Vice reports that two Facebook pages associated with Spencer—one with 4,000 followers and another with 10,000—have both been kicked off the site. While Zuckerberg’s claims that one of Facebook’s big concerns is removing hate groups from the site seems apt here, there are reportedly many other pages which the Southern Poverty Law Center would classify as “hate groups” still running on the social-media site.
Admittedly, trying to remove all of them in one fell swoop accurately is like trying to empty the ocean with a bucket—but therein lies the problem. What methods will be used in the future to more effectively clean up Facebook’s user-base? According to Vice, Facebook claims they filter out hate groups using manual, human observation in addition to algorithms that identify hate speech. Naturally, these algorithms are imperfect, and like any technology in demand, will be continuously refined. When questioned by Congress in regards to Facebook being used as a communication tool for genocide in Myanmar, Zuckerberg said more human moderators would be added to the filtration process in countries this would apply to.
“They told us they’re going to take it more seriously, and we’ve been sending them information about those groups,” said Heidi Beirich, deputy director of the Southern Poverty Law Center’s Intelligence Project. “And yet they’re still there.” One of these pages, The Nationalist Initiative—another one of Spencer’s—mutated from a previous incarnation called Traditionalist Workers Party. This hate group actively participated in 2017’s “Unite the Right” rally in Charlottesville.
Of course, hate groups and their Facebook pages still exist, and will likely continue to for a while. It’s just too grand of a problem to be solved easily, with sophisticated programming likely being the key to this issue. How long that will take, and what that will do Facebook as a company—not everyone is in favor of censorship, after all—remains to be seen. “There is no universally accepted answer for when something crosses the line,” wrote Facebook executive Richard Allan.
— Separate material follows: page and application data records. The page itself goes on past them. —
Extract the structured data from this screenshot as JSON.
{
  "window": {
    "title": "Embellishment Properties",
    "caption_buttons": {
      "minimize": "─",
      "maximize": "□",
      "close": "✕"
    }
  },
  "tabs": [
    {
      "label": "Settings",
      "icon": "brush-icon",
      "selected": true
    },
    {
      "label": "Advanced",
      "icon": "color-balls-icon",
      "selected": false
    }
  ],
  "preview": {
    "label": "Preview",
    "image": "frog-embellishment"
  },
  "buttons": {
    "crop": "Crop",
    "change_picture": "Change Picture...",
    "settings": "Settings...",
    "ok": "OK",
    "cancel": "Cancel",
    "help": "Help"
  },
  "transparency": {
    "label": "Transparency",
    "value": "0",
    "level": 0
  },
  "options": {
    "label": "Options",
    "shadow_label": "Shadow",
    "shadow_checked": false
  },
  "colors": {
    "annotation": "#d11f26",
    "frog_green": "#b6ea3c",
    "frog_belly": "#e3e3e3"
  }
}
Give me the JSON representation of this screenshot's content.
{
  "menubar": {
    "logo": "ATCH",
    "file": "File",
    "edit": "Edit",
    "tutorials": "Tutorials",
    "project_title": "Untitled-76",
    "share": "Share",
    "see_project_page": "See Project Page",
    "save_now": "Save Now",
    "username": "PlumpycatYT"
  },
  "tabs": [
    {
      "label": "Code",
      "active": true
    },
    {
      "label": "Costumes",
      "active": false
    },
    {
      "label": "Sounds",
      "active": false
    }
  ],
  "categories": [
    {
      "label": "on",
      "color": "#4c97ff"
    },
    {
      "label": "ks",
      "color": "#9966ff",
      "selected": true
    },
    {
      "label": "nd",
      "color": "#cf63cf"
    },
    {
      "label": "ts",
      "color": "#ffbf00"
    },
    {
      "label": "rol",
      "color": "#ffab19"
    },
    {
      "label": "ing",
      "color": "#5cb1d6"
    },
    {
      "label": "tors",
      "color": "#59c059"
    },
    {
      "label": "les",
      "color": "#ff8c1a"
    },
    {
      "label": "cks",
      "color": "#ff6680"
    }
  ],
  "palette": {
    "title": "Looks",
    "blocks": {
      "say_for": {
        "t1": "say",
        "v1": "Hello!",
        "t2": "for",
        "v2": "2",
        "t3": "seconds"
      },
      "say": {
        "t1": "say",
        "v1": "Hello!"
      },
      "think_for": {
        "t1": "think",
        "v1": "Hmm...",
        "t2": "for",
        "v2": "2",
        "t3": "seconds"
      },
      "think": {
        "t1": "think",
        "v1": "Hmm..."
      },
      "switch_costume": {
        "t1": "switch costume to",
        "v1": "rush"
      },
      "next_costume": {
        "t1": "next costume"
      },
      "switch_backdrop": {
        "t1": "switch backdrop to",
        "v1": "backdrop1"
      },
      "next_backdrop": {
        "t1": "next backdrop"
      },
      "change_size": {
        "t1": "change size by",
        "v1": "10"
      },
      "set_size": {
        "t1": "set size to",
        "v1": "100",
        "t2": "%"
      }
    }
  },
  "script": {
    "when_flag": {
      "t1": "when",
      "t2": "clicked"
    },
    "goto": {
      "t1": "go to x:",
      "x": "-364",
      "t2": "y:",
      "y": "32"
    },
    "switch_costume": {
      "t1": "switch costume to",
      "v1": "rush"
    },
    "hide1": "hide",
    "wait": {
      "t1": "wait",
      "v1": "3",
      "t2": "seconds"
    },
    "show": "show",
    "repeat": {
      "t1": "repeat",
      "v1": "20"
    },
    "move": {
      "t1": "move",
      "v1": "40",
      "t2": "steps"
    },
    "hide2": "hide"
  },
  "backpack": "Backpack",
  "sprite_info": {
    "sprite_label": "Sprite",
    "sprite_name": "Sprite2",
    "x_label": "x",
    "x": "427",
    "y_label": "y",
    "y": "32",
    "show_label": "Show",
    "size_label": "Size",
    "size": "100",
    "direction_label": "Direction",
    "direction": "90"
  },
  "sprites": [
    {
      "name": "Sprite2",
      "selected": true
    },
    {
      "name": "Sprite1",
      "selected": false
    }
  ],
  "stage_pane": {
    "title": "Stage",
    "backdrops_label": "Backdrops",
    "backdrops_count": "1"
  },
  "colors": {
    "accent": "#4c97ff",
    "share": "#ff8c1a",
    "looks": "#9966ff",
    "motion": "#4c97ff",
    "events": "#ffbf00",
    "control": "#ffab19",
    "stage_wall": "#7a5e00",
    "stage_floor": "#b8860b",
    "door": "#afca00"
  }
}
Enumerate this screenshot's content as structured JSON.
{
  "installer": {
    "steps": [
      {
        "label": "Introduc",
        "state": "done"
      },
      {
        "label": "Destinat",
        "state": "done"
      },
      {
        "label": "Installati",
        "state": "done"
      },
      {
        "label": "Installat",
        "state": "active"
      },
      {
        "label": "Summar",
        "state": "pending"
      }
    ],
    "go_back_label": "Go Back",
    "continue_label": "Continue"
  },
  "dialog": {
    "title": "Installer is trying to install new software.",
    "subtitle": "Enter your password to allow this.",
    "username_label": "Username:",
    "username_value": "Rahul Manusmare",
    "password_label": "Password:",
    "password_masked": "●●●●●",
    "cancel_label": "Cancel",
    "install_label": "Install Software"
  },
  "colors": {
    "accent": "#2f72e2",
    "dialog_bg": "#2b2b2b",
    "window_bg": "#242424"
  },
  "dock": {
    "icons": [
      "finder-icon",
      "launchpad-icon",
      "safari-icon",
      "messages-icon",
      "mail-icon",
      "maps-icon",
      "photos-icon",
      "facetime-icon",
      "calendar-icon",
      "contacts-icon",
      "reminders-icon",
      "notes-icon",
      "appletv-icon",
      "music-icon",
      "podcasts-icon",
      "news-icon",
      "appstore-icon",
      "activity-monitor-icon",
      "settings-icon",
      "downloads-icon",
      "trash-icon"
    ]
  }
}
What we can all agree on, is that a page calling for a white “ethnostate” is an embarrassment to us as a species—and that might be a good start.